EXERCISE PROMPT = Where a picture appears, omit it; repeat everything else in the records exactly.

=== Begin Enclosure ===

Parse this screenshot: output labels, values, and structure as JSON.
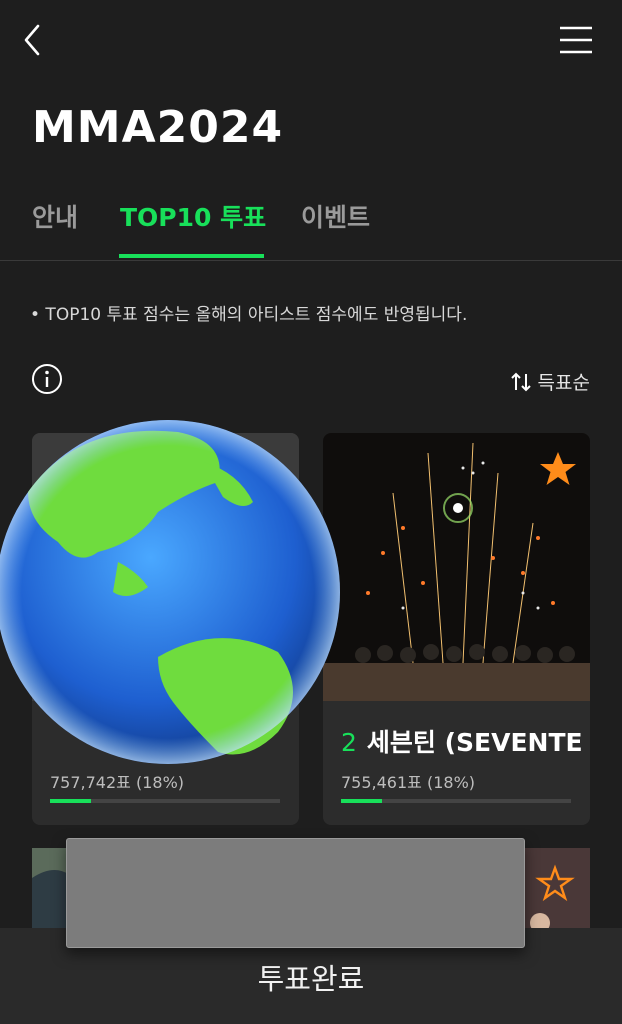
{
  "header": {
    "title": "MMA2024"
  },
  "tabs": [
    {
      "label": "안내"
    },
    {
      "label": "TOP10 투표"
    },
    {
      "label": "이벤트"
    }
  ],
  "notice": "• TOP10 투표 점수는 올해의 아티스트 점수에도 반영됩니다.",
  "sort": {
    "label": "득표순"
  },
  "cards": [
    {
      "votes": "757,742표 (18%)",
      "percent": 18,
      "star_filled": false
    },
    {
      "rank": "2",
      "name": "세븐틴 (SEVENTEEN)",
      "votes": "755,461표 (18%)",
      "percent": 18,
      "star_filled": true
    }
  ],
  "footer": {
    "complete_label": "투표완료"
  },
  "colors": {
    "accent": "#18e05a",
    "star": "#ff8c1a",
    "background": "#1e1e1e"
  },
  "icons": [
    "back-arrow-icon",
    "hamburger-menu-icon",
    "info-icon",
    "sort-arrows-icon",
    "star-icon",
    "globe-icon"
  ]
}
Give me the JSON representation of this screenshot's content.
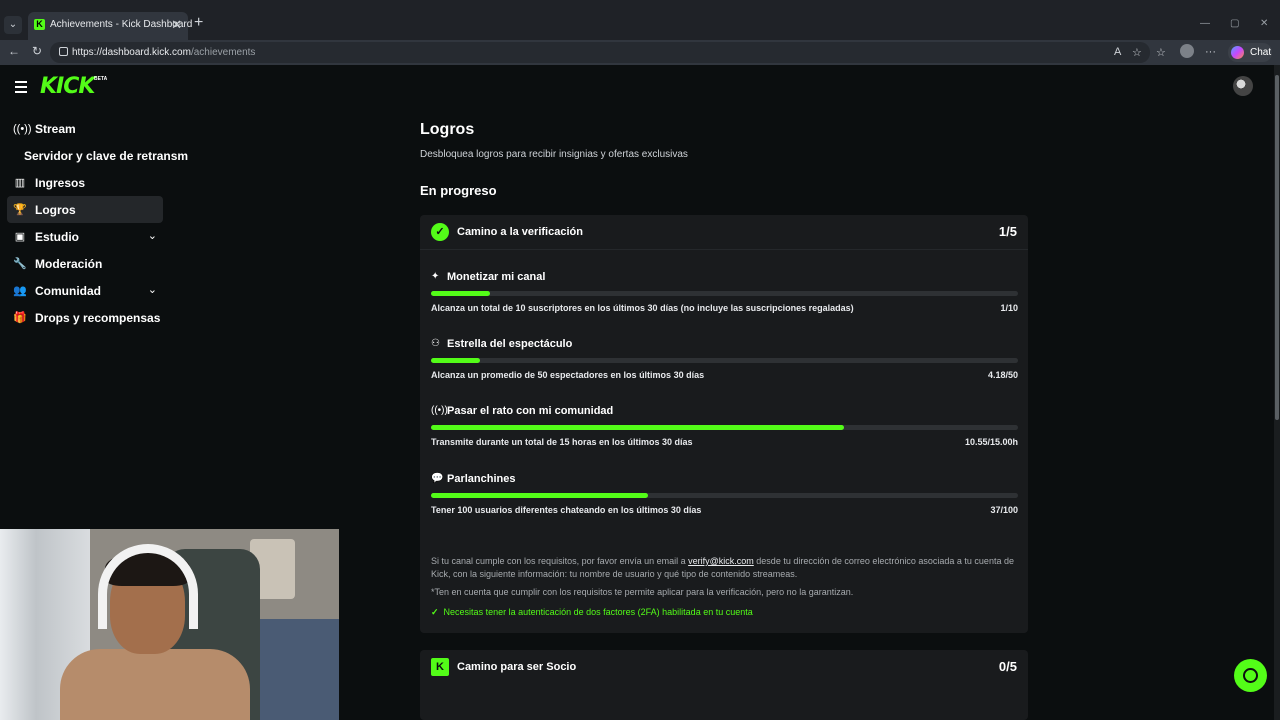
{
  "browser": {
    "tab_title": "Achievements - Kick Dashboard",
    "tab_favicon": "K",
    "tab_close": "✕",
    "new_tab": "+",
    "url_host": "https://dashboard.kick.com",
    "url_path": "/achievements",
    "chat_label": "Chat"
  },
  "header": {
    "logo": "KICK",
    "beta": "BETA"
  },
  "sidebar": {
    "items": [
      {
        "label": "Stream",
        "icon": "broadcast-icon",
        "glyph": "((•))"
      },
      {
        "label": "Servidor y clave de retransm",
        "icon": "",
        "glyph": ""
      },
      {
        "label": "Ingresos",
        "icon": "chart-icon",
        "glyph": "▥"
      },
      {
        "label": "Logros",
        "icon": "trophy-icon",
        "glyph": "🏆"
      },
      {
        "label": "Estudio",
        "icon": "studio-icon",
        "glyph": "▣"
      },
      {
        "label": "Moderación",
        "icon": "wrench-icon",
        "glyph": "🔧"
      },
      {
        "label": "Comunidad",
        "icon": "users-icon",
        "glyph": "👥"
      },
      {
        "label": "Drops y recompensas",
        "icon": "gift-icon",
        "glyph": "🎁"
      }
    ]
  },
  "main": {
    "title": "Logros",
    "subtitle": "Desbloquea logros para recibir insignias y ofertas exclusivas",
    "section": "En progreso",
    "verification_card": {
      "title": "Camino a la verificación",
      "count": "1/5",
      "achievements": [
        {
          "title": "Monetizar mi canal",
          "glyph": "✦",
          "desc": "Alcanza un total de 10 suscriptores en los últimos 30 días (no incluye las suscripciones regaladas)",
          "value": "1/10",
          "progress": 0.1
        },
        {
          "title": "Estrella del espectáculo",
          "glyph": "⚇",
          "desc": "Alcanza un promedio de 50 espectadores en los últimos 30 días",
          "value": "4.18/50",
          "progress": 0.0836
        },
        {
          "title": "Pasar el rato con mi comunidad",
          "glyph": "((•))",
          "desc": "Transmite durante un total de 15 horas en los últimos 30 días",
          "value": "10.55/15.00h",
          "progress": 0.7033
        },
        {
          "title": "Parlanchines",
          "glyph": "💬",
          "desc": "Tener 100 usuarios diferentes chateando en los últimos 30 días",
          "value": "37/100",
          "progress": 0.37
        }
      ],
      "note_before": "Si tu canal cumple con los requisitos, por favor envía un email a ",
      "note_link": "verify@kick.com",
      "note_after": " desde tu dirección de correo electrónico asociada a tu cuenta de Kick, con la siguiente información: tu nombre de usuario y qué tipo de contenido streameas.",
      "note2": "*Ten en cuenta que cumplir con los requisitos te permite aplicar para la verificación, pero no la garantizan.",
      "requirement": "Necesitas tener la autenticación de dos factores (2FA) habilitada en tu cuenta"
    },
    "partner_card": {
      "title": "Camino para ser Socio",
      "count": "0/5"
    }
  },
  "colors": {
    "accent": "#53fc18",
    "card_bg": "#191b1d",
    "page_bg": "#0b0e0f"
  }
}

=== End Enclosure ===

ANSWER =
Parse this screenshot: output labels, values, and structure as JSON.
{
  "header": {
    "title": "MMA2024"
  },
  "tabs": [
    {
      "label": "안내"
    },
    {
      "label": "TOP10 투표"
    },
    {
      "label": "이벤트"
    }
  ],
  "notice": "• TOP10 투표 점수는 올해의 아티스트 점수에도 반영됩니다.",
  "sort": {
    "label": "득표순"
  },
  "cards": [
    {
      "votes": "757,742표 (18%)",
      "percent": 18,
      "star_filled": false
    },
    {
      "rank": "2",
      "name": "세븐틴 (SEVENTEEN)",
      "votes": "755,461표 (18%)",
      "percent": 18,
      "star_filled": true
    }
  ],
  "footer": {
    "complete_label": "투표완료"
  },
  "colors": {
    "accent": "#18e05a",
    "star": "#ff8c1a",
    "background": "#1e1e1e"
  },
  "icons": [
    "back-arrow-icon",
    "hamburger-menu-icon",
    "info-icon",
    "sort-arrows-icon",
    "star-icon",
    "globe-icon"
  ]
}
Give me the JSON representation of this screenshot's content.
{
  "browser": {
    "tab_title": "Achievements - Kick Dashboard",
    "tab_favicon": "K",
    "tab_close": "✕",
    "new_tab": "+",
    "url_host": "https://dashboard.kick.com",
    "url_path": "/achievements",
    "chat_label": "Chat"
  },
  "header": {
    "logo": "KICK",
    "beta": "BETA"
  },
  "sidebar": {
    "items": [
      {
        "label": "Stream",
        "icon": "broadcast-icon",
        "glyph": "((•))"
      },
      {
        "label": "Servidor y clave de retransm",
        "icon": "",
        "glyph": ""
      },
      {
        "label": "Ingresos",
        "icon": "chart-icon",
        "glyph": "▥"
      },
      {
        "label": "Logros",
        "icon": "trophy-icon",
        "glyph": "🏆"
      },
      {
        "label": "Estudio",
        "icon": "studio-icon",
        "glyph": "▣"
      },
      {
        "label": "Moderación",
        "icon": "wrench-icon",
        "glyph": "🔧"
      },
      {
        "label": "Comunidad",
        "icon": "users-icon",
        "glyph": "👥"
      },
      {
        "label": "Drops y recompensas",
        "icon": "gift-icon",
        "glyph": "🎁"
      }
    ]
  },
  "main": {
    "title": "Logros",
    "subtitle": "Desbloquea logros para recibir insignias y ofertas exclusivas",
    "section": "En progreso",
    "verification_card": {
      "title": "Camino a la verificación",
      "count": "1/5",
      "achievements": [
        {
          "title": "Monetizar mi canal",
          "glyph": "✦",
          "desc": "Alcanza un total de 10 suscriptores en los últimos 30 días (no incluye las suscripciones regaladas)",
          "value": "1/10",
          "progress": 0.1
        },
        {
          "title": "Estrella del espectáculo",
          "glyph": "⚇",
          "desc": "Alcanza un promedio de 50 espectadores en los últimos 30 días",
          "value": "4.18/50",
          "progress": 0.0836
        },
        {
          "title": "Pasar el rato con mi comunidad",
          "glyph": "((•))",
          "desc": "Transmite durante un total de 15 horas en los últimos 30 días",
          "value": "10.55/15.00h",
          "progress": 0.7033
        },
        {
          "title": "Parlanchines",
          "glyph": "💬",
          "desc": "Tener 100 usuarios diferentes chateando en los últimos 30 días",
          "value": "37/100",
          "progress": 0.37
        }
      ],
      "note_before": "Si tu canal cumple con los requisitos, por favor envía un email a ",
      "note_link": "verify@kick.com",
      "note_after": " desde tu dirección de correo electrónico asociada a tu cuenta de Kick, con la siguiente información: tu nombre de usuario y qué tipo de contenido streameas.",
      "note2": "*Ten en cuenta que cumplir con los requisitos te permite aplicar para la verificación, pero no la garantizan.",
      "requirement": "Necesitas tener la autenticación de dos factores (2FA) habilitada en tu cuenta"
    },
    "partner_card": {
      "title": "Camino para ser Socio",
      "count": "0/5"
    }
  },
  "colors": {
    "accent": "#53fc18",
    "card_bg": "#191b1d",
    "page_bg": "#0b0e0f"
  }
}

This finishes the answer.